Fortunately, some websites will be archived under such projects as the Internet Wayback Machine. In fact, this blog website is archived there too, albeit the last update was in July. However, if someone googles for Nessie related items in the future when this blog is gone, they may not find anything unless Google links into archived websites. Perhaps it does now, but don't expect the hits to be anywhere near the top of the rankings.

Anyone with a knowledge of computer use knows the need for backing up important files. In this context, the backup is a traditional paper book. Today, I can still find copies of the seminal Loch Ness Monster works by Tim Dinsdale, Ted Holiday, Rupert Gould, Constance Whyte and so on. This is despite 30, 40 or more years since they were last published. Could I say the same about a website?

Admittedly, the pool of these books shrinks as they become tattered and torn and end up in the bin, but I see no shortage of such books if the price of them is anything to go by. Moreover, we are seeing classic Fortean books being reprinted to which I refer you to the admirable work of Anomalist Books and their reprints.

So, the bulk of the work has been done in the near 600 blog posts put here since 2010. It is now a matter of condensing them into one handy sized book. I will keep you updated as and when progress is made.

What can be discussed now is how the book cover will look. Comments are welcome.

The author can be contacted at

Sunday, 10 September 2017
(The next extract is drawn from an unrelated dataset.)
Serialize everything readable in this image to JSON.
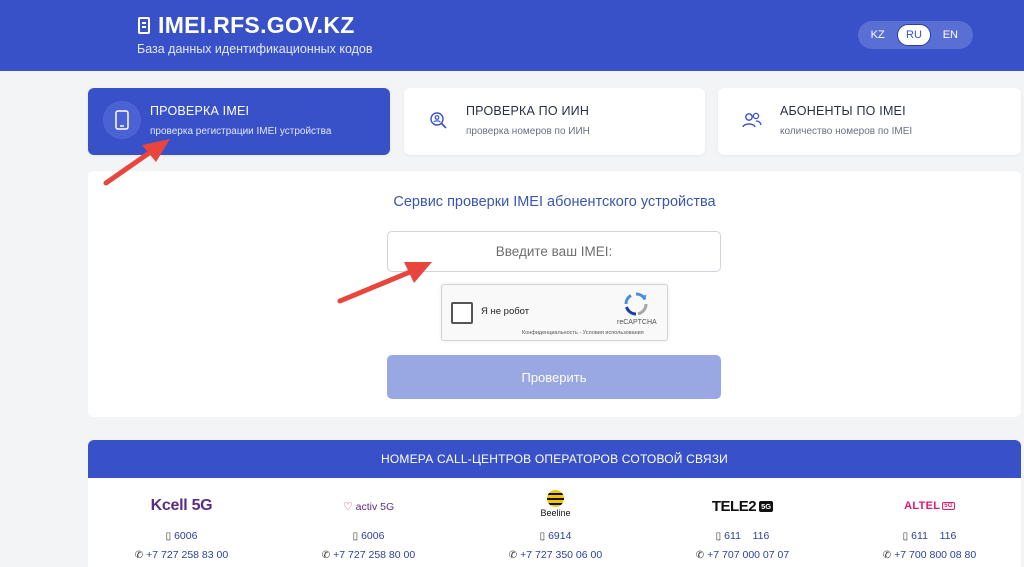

More on the eDNA testing Project

I had written previously on how Professor Neil Gemmill of the University of Otago in New Zealand planned to take water samples at Loch Ness in an attempt to discover what species of animal may be resident in the loch. That was back in April and things then went quiet.

The last update I read was from the Inverness Courier on August 17th which told us how Neil had visited Loch Ness to size up what was required and enlist local help. The proof of his visit was this selfie with the curator of the Loch Ness Centre, Adrian Shine. He had also paid a visit to sceptic, Darren Naish, since he had picked up on the idea of an eDNA hunt from Darren's book, "Hunting Monsters", published in 2016.
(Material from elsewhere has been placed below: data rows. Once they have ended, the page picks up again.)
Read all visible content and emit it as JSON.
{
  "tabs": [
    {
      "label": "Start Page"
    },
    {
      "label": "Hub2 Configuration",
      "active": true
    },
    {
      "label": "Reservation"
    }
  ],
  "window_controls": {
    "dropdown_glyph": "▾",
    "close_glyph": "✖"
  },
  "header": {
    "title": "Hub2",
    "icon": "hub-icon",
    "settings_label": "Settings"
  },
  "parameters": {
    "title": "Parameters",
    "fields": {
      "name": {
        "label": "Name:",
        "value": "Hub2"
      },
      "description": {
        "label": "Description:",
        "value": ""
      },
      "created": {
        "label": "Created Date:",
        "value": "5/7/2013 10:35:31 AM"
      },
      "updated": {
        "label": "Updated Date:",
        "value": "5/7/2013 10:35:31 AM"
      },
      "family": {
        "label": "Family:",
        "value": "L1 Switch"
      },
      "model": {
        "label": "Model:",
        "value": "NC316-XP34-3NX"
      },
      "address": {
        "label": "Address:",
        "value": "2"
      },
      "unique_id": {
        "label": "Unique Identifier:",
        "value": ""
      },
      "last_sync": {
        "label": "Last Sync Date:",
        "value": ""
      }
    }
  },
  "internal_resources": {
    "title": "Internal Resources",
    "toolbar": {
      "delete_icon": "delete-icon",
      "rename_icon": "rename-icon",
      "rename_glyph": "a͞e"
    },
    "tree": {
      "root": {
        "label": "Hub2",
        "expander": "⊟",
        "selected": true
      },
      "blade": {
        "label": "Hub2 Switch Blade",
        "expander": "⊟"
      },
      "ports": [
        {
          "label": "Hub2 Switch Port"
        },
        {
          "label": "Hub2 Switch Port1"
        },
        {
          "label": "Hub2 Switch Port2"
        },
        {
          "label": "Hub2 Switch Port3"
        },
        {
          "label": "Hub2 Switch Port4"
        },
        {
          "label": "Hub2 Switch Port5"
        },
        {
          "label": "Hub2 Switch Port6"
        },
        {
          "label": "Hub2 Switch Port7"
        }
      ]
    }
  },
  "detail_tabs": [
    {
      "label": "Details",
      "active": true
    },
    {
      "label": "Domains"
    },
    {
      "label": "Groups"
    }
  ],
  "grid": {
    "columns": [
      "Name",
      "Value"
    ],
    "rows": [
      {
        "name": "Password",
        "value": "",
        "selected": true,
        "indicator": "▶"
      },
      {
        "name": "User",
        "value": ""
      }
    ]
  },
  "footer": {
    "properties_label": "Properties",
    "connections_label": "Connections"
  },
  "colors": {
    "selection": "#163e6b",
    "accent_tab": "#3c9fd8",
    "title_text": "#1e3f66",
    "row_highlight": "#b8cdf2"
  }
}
Actually, Darren's idea is not new as I had suggested it back in May 2014 in this article. Whether he got it from me, I cannot tell. Of course, such ideas are only going to carry more weight if they come from a sceptical scientist.

Adrian offered the centre's help with boats and people but then the bombshell was dropped. Neil reckons he needs £100,000 to fund the entire project. I'll say that again - one hundred thousand pounds. He plans to raise this money through crowdfunding and as of today, I cannot see any reference yet to this on his twitter account.
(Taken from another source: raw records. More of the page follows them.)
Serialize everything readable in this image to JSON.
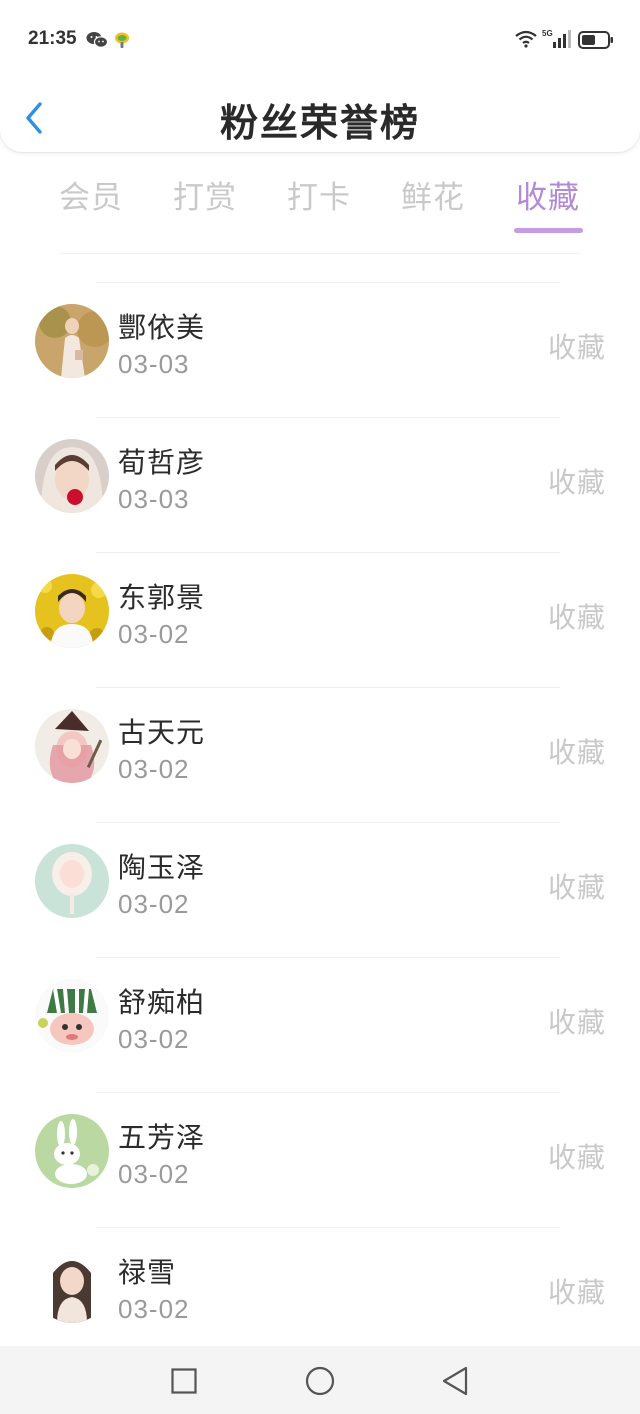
{
  "status_bar": {
    "time": "21:35",
    "icons": [
      "wechat-icon",
      "app-status-icon",
      "wifi-icon",
      "signal-5g-icon",
      "battery-icon"
    ],
    "network": "5G"
  },
  "header": {
    "title": "粉丝荣誉榜",
    "back_icon": "chevron-left-icon",
    "accent_color": "#2f8fe0"
  },
  "tabs": {
    "items": [
      {
        "label": "会员",
        "active": false
      },
      {
        "label": "打赏",
        "active": false
      },
      {
        "label": "打卡",
        "active": false
      },
      {
        "label": "鲜花",
        "active": false
      },
      {
        "label": "收藏",
        "active": true
      }
    ],
    "active_color": "#b38ad6",
    "inactive_color": "#c9c9c9"
  },
  "list": {
    "rows": [
      {
        "name": "酆依美",
        "date": "03-03",
        "action": "收藏",
        "avatar": "avatar-girl-garden"
      },
      {
        "name": "荀哲彦",
        "date": "03-03",
        "action": "收藏",
        "avatar": "avatar-girl-hood"
      },
      {
        "name": "东郭景",
        "date": "03-02",
        "action": "收藏",
        "avatar": "avatar-boy-sunflowers"
      },
      {
        "name": "古天元",
        "date": "03-02",
        "action": "收藏",
        "avatar": "avatar-anime-witch"
      },
      {
        "name": "陶玉泽",
        "date": "03-02",
        "action": "收藏",
        "avatar": "avatar-cotton-candy"
      },
      {
        "name": "舒痴柏",
        "date": "03-02",
        "action": "收藏",
        "avatar": "avatar-cartoon-hat"
      },
      {
        "name": "五芳泽",
        "date": "03-02",
        "action": "收藏",
        "avatar": "avatar-bunny-green"
      },
      {
        "name": "禄雪",
        "date": "03-02",
        "action": "收藏",
        "avatar": "avatar-girl-portrait"
      }
    ]
  },
  "nav_bar": {
    "icons": [
      "recent-apps-icon",
      "home-icon",
      "back-icon"
    ]
  }
}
I had assumed some kindly scientific department had offered their facilities to process the water samples, but I guess not. There will obviously be costs, such as the transport of the large amount of water samples and running the DNA tests, but I was surprised by the £100K price tag.

Which makes me wonder if this project will ever get off the ground? On reading various comments on newspapers, you had people deriding this as a waste of money and it would be better spent on hospitals, nurses, etc. If that was true, you could probably close down most science research.

Interest has been expressed by film companies who wish to track his ventures for a documentary. They may put up some of the cash, grants may even be available if it could be argued that this experiment provides great publicity and awareness for the science of environmental DNA and ecology (a bit like using Nessie to promote food chain studies in schools). However, when the phrase "Loch Ness Monster" is mentioned in polite, scientific circles, they usually run a mile.

One thing I am quite certain of and that is the business people who are raking it in every year from tourists at Loch Ness will not be putting their hands in their pockets. As one Nessie man told me once of a local entrepreneur, he doubted he could even point you to the loch, as he was too busy with his nose in the till.

The author can be contacted at